I had always had a great working relationship with this individual who was a high potential talent and a new executive in the organization. We had worked on several initiatives together in the past with great success and a great working relationship. Shortly after the time of their promotion to an executive role, however, that relationship seemed to sour and I had a very difficult time understanding the behaviours I was seeing from them. Emails weren’t being returned, phone calls were avoided, in meetings they were creating challenges for my team and avoiding committing to decisions.

I was really quite lost on what was happening with them… until I used the Empathy Map.

On my own I took the small version of the template and spent some time thinking about what was going on around this individual. I looked at what they were seeing, hearing, thinking, and doing. What had changed and what might be creating stress. By writing it all out in a structured template I was able to start making connections between behaviours I was seeing and uncertainty that existed around the definition of their new role, expectations, other executive changes, and job risk. I quickly realized that the behaviours I was seeing weren’t intentionally disruptive, but were driven by stress and concern for their own job security in their new role. They were unsure of their own abilities and therefore were struggling to connect to the work.

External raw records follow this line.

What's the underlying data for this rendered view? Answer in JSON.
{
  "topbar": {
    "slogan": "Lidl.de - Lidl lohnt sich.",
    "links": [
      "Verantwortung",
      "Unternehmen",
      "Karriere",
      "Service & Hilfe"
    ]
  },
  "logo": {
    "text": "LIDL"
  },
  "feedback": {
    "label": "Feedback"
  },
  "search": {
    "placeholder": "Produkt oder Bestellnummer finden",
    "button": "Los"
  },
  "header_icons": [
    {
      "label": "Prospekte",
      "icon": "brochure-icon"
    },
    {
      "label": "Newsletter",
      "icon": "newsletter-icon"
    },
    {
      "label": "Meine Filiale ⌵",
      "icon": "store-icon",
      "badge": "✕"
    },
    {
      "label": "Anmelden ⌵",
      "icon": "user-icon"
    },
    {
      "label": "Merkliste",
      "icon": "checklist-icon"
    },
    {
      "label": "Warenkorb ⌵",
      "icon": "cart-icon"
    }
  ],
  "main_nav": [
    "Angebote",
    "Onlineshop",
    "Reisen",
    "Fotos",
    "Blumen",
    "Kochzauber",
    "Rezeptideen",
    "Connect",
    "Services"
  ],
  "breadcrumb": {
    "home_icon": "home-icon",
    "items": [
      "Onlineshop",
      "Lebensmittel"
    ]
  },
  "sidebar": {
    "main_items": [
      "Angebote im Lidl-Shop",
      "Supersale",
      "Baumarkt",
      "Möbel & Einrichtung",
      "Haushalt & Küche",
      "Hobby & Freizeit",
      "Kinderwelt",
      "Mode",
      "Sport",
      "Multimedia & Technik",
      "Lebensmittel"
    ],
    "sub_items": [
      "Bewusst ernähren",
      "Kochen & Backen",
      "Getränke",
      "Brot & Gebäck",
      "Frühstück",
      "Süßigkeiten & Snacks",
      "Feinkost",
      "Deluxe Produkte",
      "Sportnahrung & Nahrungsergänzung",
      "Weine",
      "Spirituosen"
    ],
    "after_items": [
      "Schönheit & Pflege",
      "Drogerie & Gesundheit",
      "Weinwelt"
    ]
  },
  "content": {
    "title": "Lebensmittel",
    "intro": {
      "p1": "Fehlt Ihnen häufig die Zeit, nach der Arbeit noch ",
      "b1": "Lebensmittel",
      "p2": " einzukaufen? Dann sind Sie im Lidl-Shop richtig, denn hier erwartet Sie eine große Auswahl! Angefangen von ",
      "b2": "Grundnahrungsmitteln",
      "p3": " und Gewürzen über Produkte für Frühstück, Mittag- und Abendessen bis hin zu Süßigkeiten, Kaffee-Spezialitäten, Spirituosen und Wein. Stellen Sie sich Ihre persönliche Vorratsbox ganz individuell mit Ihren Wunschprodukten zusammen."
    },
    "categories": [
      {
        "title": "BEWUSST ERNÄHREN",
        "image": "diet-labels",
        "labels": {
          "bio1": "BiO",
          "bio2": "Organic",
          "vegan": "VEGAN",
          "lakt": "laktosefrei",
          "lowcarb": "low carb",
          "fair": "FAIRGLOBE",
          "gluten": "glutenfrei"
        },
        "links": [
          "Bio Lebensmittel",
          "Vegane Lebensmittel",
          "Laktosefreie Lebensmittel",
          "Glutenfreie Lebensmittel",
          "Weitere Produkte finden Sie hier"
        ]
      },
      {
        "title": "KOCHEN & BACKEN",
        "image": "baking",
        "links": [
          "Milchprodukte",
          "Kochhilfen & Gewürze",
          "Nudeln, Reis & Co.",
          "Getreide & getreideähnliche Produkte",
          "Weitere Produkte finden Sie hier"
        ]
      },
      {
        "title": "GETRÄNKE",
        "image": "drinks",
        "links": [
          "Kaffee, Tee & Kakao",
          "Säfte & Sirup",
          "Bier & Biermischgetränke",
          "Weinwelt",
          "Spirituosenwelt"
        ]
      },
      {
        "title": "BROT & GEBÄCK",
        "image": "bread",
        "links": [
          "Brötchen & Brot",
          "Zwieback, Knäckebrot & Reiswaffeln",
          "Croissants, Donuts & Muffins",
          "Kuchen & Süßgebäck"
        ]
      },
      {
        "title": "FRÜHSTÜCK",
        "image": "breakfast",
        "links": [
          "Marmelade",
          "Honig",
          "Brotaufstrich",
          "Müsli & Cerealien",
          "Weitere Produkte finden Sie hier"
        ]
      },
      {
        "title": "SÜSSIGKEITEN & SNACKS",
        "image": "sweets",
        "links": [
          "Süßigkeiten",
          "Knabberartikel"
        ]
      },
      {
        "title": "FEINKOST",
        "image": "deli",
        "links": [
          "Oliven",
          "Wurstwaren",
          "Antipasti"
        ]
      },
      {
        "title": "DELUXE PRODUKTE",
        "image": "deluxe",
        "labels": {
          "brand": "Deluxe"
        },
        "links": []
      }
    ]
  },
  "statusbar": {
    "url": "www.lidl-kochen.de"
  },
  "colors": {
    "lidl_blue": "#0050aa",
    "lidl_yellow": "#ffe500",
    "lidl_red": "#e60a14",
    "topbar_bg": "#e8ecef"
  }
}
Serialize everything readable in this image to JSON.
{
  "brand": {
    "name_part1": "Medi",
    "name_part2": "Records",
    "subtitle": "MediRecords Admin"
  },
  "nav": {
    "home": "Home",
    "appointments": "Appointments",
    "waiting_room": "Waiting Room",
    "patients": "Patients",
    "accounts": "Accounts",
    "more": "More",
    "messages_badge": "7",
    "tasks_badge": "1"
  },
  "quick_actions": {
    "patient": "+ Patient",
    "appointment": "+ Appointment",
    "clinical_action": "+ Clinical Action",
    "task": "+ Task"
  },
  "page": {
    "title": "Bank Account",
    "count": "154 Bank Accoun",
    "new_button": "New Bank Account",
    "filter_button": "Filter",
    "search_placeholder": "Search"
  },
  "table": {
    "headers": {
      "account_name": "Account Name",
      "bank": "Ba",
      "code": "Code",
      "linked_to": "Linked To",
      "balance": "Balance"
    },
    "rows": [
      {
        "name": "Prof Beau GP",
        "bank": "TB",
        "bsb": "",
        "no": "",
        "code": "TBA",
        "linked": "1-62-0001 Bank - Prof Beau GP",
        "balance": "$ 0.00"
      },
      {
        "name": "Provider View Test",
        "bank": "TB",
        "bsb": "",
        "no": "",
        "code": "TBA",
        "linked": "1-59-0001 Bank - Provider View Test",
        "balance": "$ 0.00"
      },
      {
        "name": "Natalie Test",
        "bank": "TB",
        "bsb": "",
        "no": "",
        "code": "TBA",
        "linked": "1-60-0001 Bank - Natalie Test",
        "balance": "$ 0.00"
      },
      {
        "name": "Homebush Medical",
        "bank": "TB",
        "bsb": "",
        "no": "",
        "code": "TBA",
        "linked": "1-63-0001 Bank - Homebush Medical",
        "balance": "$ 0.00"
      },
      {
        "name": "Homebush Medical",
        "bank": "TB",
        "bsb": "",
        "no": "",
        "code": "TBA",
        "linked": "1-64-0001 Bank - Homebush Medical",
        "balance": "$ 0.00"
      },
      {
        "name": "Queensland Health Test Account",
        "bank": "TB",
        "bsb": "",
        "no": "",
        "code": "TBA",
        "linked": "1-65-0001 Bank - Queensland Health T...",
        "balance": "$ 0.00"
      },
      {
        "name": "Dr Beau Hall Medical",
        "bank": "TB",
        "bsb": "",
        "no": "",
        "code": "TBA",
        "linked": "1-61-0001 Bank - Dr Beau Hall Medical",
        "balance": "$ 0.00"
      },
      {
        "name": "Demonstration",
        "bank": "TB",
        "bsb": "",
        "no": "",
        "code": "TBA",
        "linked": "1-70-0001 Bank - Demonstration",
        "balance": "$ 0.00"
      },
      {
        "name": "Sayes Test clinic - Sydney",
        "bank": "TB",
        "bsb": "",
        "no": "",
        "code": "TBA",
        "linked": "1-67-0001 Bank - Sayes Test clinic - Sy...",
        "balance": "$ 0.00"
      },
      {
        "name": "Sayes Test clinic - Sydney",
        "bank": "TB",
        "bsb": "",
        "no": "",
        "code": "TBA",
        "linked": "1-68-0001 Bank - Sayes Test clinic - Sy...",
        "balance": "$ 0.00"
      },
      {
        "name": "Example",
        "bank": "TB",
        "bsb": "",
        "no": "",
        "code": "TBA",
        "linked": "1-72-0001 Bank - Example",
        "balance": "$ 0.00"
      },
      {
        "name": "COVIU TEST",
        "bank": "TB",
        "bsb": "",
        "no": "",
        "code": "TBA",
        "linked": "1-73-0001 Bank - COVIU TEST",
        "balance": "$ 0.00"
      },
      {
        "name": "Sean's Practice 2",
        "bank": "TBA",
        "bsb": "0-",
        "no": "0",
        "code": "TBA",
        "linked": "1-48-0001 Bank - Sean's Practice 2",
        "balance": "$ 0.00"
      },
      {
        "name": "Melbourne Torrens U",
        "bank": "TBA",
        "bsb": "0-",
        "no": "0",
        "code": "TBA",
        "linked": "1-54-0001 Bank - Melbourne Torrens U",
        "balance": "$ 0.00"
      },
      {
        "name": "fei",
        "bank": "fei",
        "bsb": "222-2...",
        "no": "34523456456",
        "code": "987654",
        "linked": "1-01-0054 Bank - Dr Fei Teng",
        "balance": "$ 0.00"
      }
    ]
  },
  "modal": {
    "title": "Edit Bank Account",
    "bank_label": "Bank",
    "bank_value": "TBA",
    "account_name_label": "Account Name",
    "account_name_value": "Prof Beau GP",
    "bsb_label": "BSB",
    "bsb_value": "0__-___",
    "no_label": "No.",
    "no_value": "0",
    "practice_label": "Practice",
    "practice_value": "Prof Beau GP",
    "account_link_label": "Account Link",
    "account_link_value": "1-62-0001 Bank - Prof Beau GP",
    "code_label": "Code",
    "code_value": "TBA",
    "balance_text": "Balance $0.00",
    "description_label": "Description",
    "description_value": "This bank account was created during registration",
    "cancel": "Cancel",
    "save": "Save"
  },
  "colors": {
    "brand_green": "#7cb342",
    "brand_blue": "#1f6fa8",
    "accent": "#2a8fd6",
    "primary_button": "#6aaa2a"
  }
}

With this insight in place I booked a 1-on-1 meeting with my coworker on the topic of one of the key decisions that I needed to get made that they were a key part of. I took time to prepare for that meeting based on my insights into their current situation and reframed the decision for them so the risks were clearly identified, the impacts were aligned to address their personal concerns, and the facts for the decision were clear. By reframing the decision from the insights that I had gained in Empathy Mapping I was able to help them see a path forward and to make a decision to get us moving forward again.

Over time their behaviour returned to our old “normal” but from that point on whenever I had to prepare for a big decision or deal with a change in behaviour I first reach for my templates and work through the Empathy Map to see if I can find any new insights that might help me keep things moving.

Empathy Mapping Template

I encourage you to take a look at our Empathy Mapping template and guide which is available for download from our Tools and Templates section. Please share with your results and situations where you find success using the Empathy Mapping technique or any suggestions you might have for improving on the tool itself. We also offer training and coaching on the use of the Empathy Mapping template if you are interested in more help in implementing it in your own business or career. Reach out to us today to explore how we can help.

About Tim Empringham, MBA
Tim Empringham is a passionate advocate for Innovation in organizations of all sizes as a mechanism to drive growth, create uncontested market space, create new customer value, and drive efficiency into the internal organization. His focus is on disruption of thinking and markets through integrative thinking, structured Innovation frameworks, and leadership development of Innovation and Change leaders within the organization.

Leave a Reply

Your email address will not be published. Required fields are marked *